# [Exercise goal]
An exact copy of the entries below is the expected answer.

Entries from a dataset of interfaces
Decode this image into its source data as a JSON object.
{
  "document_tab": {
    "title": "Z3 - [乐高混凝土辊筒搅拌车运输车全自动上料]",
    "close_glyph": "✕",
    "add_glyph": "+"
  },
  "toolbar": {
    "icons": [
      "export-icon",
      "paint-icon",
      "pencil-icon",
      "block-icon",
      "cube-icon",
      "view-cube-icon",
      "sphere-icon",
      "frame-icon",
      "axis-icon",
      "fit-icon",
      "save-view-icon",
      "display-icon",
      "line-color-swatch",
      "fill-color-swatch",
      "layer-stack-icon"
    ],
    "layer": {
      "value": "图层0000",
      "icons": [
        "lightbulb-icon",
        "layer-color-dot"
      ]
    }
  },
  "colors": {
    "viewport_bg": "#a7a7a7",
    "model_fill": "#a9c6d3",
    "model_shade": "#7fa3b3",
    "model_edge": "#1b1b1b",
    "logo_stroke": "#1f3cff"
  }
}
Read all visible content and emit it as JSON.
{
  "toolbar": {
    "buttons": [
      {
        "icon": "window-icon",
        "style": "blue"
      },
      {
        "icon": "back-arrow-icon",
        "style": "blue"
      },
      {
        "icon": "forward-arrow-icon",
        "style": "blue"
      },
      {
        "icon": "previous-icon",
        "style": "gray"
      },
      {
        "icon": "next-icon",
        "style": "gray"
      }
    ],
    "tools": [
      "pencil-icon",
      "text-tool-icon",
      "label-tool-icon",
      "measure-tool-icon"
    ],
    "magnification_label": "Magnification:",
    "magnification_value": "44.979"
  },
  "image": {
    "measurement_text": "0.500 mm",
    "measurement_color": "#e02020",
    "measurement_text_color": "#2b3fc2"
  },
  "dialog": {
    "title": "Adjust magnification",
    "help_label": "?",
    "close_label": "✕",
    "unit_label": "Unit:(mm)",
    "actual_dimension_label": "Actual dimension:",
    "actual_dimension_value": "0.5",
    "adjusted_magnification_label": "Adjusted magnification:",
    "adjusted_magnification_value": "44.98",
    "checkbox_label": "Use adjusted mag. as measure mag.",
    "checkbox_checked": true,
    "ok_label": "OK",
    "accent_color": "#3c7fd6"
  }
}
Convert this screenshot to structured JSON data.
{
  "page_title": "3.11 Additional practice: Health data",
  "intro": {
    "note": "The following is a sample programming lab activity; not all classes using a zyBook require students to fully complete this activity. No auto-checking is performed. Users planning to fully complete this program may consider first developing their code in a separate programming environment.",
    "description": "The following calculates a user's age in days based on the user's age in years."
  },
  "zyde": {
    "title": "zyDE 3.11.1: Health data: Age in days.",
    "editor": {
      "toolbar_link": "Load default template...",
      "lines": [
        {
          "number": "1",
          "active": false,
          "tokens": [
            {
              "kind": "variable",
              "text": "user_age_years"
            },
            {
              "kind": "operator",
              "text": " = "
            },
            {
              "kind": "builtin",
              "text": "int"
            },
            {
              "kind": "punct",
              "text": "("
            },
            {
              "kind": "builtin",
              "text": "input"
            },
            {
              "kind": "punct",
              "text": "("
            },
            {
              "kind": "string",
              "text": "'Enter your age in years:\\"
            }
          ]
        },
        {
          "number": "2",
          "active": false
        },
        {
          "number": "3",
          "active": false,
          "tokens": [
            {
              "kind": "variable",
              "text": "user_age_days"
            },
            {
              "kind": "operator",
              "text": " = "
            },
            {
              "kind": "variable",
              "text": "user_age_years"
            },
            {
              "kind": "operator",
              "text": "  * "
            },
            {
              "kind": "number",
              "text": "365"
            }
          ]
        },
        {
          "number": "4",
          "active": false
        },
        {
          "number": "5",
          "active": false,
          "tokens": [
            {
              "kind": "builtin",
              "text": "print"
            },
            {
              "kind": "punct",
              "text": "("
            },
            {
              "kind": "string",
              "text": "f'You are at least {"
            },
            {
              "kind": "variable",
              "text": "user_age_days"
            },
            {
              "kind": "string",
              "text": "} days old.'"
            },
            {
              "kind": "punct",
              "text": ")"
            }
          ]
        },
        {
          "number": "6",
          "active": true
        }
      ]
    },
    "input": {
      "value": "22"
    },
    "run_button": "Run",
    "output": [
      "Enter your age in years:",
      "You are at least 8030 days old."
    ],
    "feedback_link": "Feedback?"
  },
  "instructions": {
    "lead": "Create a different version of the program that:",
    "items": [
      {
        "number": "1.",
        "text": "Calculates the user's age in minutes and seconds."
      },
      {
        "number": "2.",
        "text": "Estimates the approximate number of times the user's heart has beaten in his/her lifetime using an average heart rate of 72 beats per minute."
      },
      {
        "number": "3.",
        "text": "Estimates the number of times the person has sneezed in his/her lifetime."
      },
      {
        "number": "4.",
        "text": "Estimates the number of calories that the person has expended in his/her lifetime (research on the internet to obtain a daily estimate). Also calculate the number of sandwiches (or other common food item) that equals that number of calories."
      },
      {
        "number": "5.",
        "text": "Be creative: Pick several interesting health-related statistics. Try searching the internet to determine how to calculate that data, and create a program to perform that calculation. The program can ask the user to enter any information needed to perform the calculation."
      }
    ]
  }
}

# [Response]
Decode this image into its source data as a JSON object.
{
  "document_tab": {
    "title": "Z3 - [乐高混凝土辊筒搅拌车运输车全自动上料]",
    "close_glyph": "✕",
    "add_glyph": "+"
  },
  "toolbar": {
    "icons": [
      "export-icon",
      "paint-icon",
      "pencil-icon",
      "block-icon",
      "cube-icon",
      "view-cube-icon",
      "sphere-icon",
      "frame-icon",
      "axis-icon",
      "fit-icon",
      "save-view-icon",
      "display-icon",
      "line-color-swatch",
      "fill-color-swatch",
      "layer-stack-icon"
    ],
    "layer": {
      "value": "图层0000",
      "icons": [
        "lightbulb-icon",
        "layer-color-dot"
      ]
    }
  },
  "colors": {
    "viewport_bg": "#a7a7a7",
    "model_fill": "#a9c6d3",
    "model_shade": "#7fa3b3",
    "model_edge": "#1b1b1b",
    "logo_stroke": "#1f3cff"
  }
}
Read all visible content and emit it as JSON.
{
  "toolbar": {
    "buttons": [
      {
        "icon": "window-icon",
        "style": "blue"
      },
      {
        "icon": "back-arrow-icon",
        "style": "blue"
      },
      {
        "icon": "forward-arrow-icon",
        "style": "blue"
      },
      {
        "icon": "previous-icon",
        "style": "gray"
      },
      {
        "icon": "next-icon",
        "style": "gray"
      }
    ],
    "tools": [
      "pencil-icon",
      "text-tool-icon",
      "label-tool-icon",
      "measure-tool-icon"
    ],
    "magnification_label": "Magnification:",
    "magnification_value": "44.979"
  },
  "image": {
    "measurement_text": "0.500 mm",
    "measurement_color": "#e02020",
    "measurement_text_color": "#2b3fc2"
  },
  "dialog": {
    "title": "Adjust magnification",
    "help_label": "?",
    "close_label": "✕",
    "unit_label": "Unit:(mm)",
    "actual_dimension_label": "Actual dimension:",
    "actual_dimension_value": "0.5",
    "adjusted_magnification_label": "Adjusted magnification:",
    "adjusted_magnification_value": "44.98",
    "checkbox_label": "Use adjusted mag. as measure mag.",
    "checkbox_checked": true,
    "ok_label": "OK",
    "accent_color": "#3c7fd6"
  }
}
Convert this screenshot to structured JSON data.
{
  "page_title": "3.11 Additional practice: Health data",
  "intro": {
    "note": "The following is a sample programming lab activity; not all classes using a zyBook require students to fully complete this activity. No auto-checking is performed. Users planning to fully complete this program may consider first developing their code in a separate programming environment.",
    "description": "The following calculates a user's age in days based on the user's age in years."
  },
  "zyde": {
    "title": "zyDE 3.11.1: Health data: Age in days.",
    "editor": {
      "toolbar_link": "Load default template...",
      "lines": [
        {
          "number": "1",
          "active": false,
          "tokens": [
            {
              "kind": "variable",
              "text": "user_age_years"
            },
            {
              "kind": "operator",
              "text": " = "
            },
            {
              "kind": "builtin",
              "text": "int"
            },
            {
              "kind": "punct",
              "text": "("
            },
            {
              "kind": "builtin",
              "text": "input"
            },
            {
              "kind": "punct",
              "text": "("
            },
            {
              "kind": "string",
              "text": "'Enter your age in years:\\"
            }
          ]
        },
        {
          "number": "2",
          "active": false
        },
        {
          "number": "3",
          "active": false,
          "tokens": [
            {
              "kind": "variable",
              "text": "user_age_days"
            },
            {
              "kind": "operator",
              "text": " = "
            },
            {
              "kind": "variable",
              "text": "user_age_years"
            },
            {
              "kind": "operator",
              "text": "  * "
            },
            {
              "kind": "number",
              "text": "365"
            }
          ]
        },
        {
          "number": "4",
          "active": false
        },
        {
          "number": "5",
          "active": false,
          "tokens": [
            {
              "kind": "builtin",
              "text": "print"
            },
            {
              "kind": "punct",
              "text": "("
            },
            {
              "kind": "string",
              "text": "f'You are at least {"
            },
            {
              "kind": "variable",
              "text": "user_age_days"
            },
            {
              "kind": "string",
              "text": "} days old.'"
            },
            {
              "kind": "punct",
              "text": ")"
            }
          ]
        },
        {
          "number": "6",
          "active": true
        }
      ]
    },
    "input": {
      "value": "22"
    },
    "run_button": "Run",
    "output": [
      "Enter your age in years:",
      "You are at least 8030 days old."
    ],
    "feedback_link": "Feedback?"
  },
  "instructions": {
    "lead": "Create a different version of the program that:",
    "items": [
      {
        "number": "1.",
        "text": "Calculates the user's age in minutes and seconds."
      },
      {
        "number": "2.",
        "text": "Estimates the approximate number of times the user's heart has beaten in his/her lifetime using an average heart rate of 72 beats per minute."
      },
      {
        "number": "3.",
        "text": "Estimates the number of times the person has sneezed in his/her lifetime."
      },
      {
        "number": "4.",
        "text": "Estimates the number of calories that the person has expended in his/her lifetime (research on the internet to obtain a daily estimate). Also calculate the number of sandwiches (or other common food item) that equals that number of calories."
      },
      {
        "number": "5.",
        "text": "Be creative: Pick several interesting health-related statistics. Try searching the internet to determine how to calculate that data, and create a program to perform that calculation. The program can ask the user to enter any information needed to perform the calculation."
      }
    ]
  }
}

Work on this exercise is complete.